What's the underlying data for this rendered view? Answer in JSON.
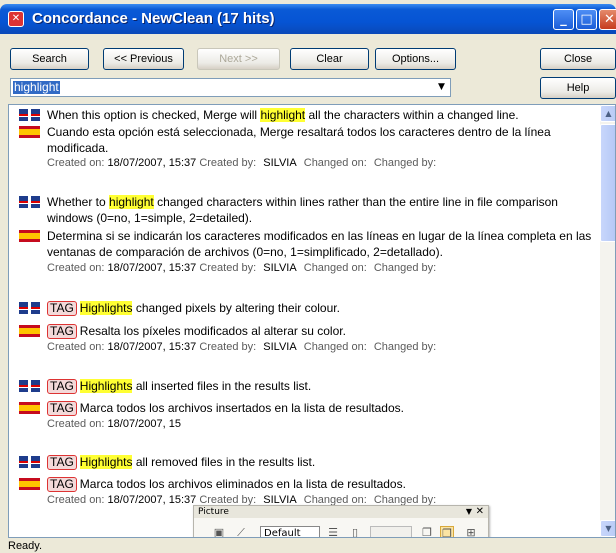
{
  "window": {
    "title": "Concordance - NewClean (17 hits)",
    "icon": "concordance-app-icon",
    "controls": [
      "minimize",
      "maximize",
      "close"
    ]
  },
  "toolbar": {
    "search": "Search",
    "previous": "<< Previous",
    "next": "Next >>",
    "clear": "Clear",
    "options": "Options...",
    "close": "Close",
    "help": "Help"
  },
  "search": {
    "value": "highlight"
  },
  "entries": [
    {
      "source": [
        "When this option is checked, Merge will ",
        "highlight",
        " all the characters within a changed line."
      ],
      "target": "Cuando esta opción está seleccionada, Merge resaltará todos los caracteres dentro de la línea modificada.",
      "created_on": "18/07/2007, 15:37",
      "created_by": "SILVIA"
    },
    {
      "source": [
        "Whether to ",
        "highlight",
        " changed characters within lines rather than the entire line in file comparison windows (0=no, 1=simple, 2=detailed)."
      ],
      "target": "Determina si se indicarán los caracteres modificados en las líneas en lugar de la línea completa en las ventanas de comparación de archivos (0=no, 1=simplificado, 2=detallado).",
      "created_on": "18/07/2007, 15:37",
      "created_by": "SILVIA"
    },
    {
      "tag": "TAG",
      "source": [
        "",
        "Highlights",
        " changed pixels by altering their colour."
      ],
      "target": "Resalta los píxeles modificados al alterar su color.",
      "created_on": "18/07/2007, 15:37",
      "created_by": "SILVIA"
    },
    {
      "tag": "TAG",
      "source": [
        "",
        "Highlights",
        " all inserted files in the results list."
      ],
      "target": "Marca todos los archivos insertados en la lista de resultados.",
      "created_on": "18/07/2007, 15",
      "created_by": ""
    },
    {
      "tag": "TAG",
      "source": [
        "",
        "Highlights",
        " all removed files in the results list."
      ],
      "target": "Marca todos los archivos eliminados en la lista de resultados.",
      "created_on": "18/07/2007, 15:37",
      "created_by": "SILVIA"
    }
  ],
  "labels": {
    "created_on": "Created on:",
    "created_by": "Created by:",
    "changed_on": "Changed on:",
    "changed_by": "Changed by:"
  },
  "picture_toolbar": {
    "title": "Picture",
    "mode": "Default"
  },
  "status": "Ready."
}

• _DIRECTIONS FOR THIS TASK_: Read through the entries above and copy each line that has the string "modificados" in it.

• _SOLUTION FOR THIS EXERCISE_:
      "target": "Determina si se indicarán los caracteres modificados en las líneas en lugar de la línea completa en las ventanas de comparación de archivos (0=no, 1=simplificado, 2=detallado).",
      "target": "Resalta los píxeles modificados al alterar su color.",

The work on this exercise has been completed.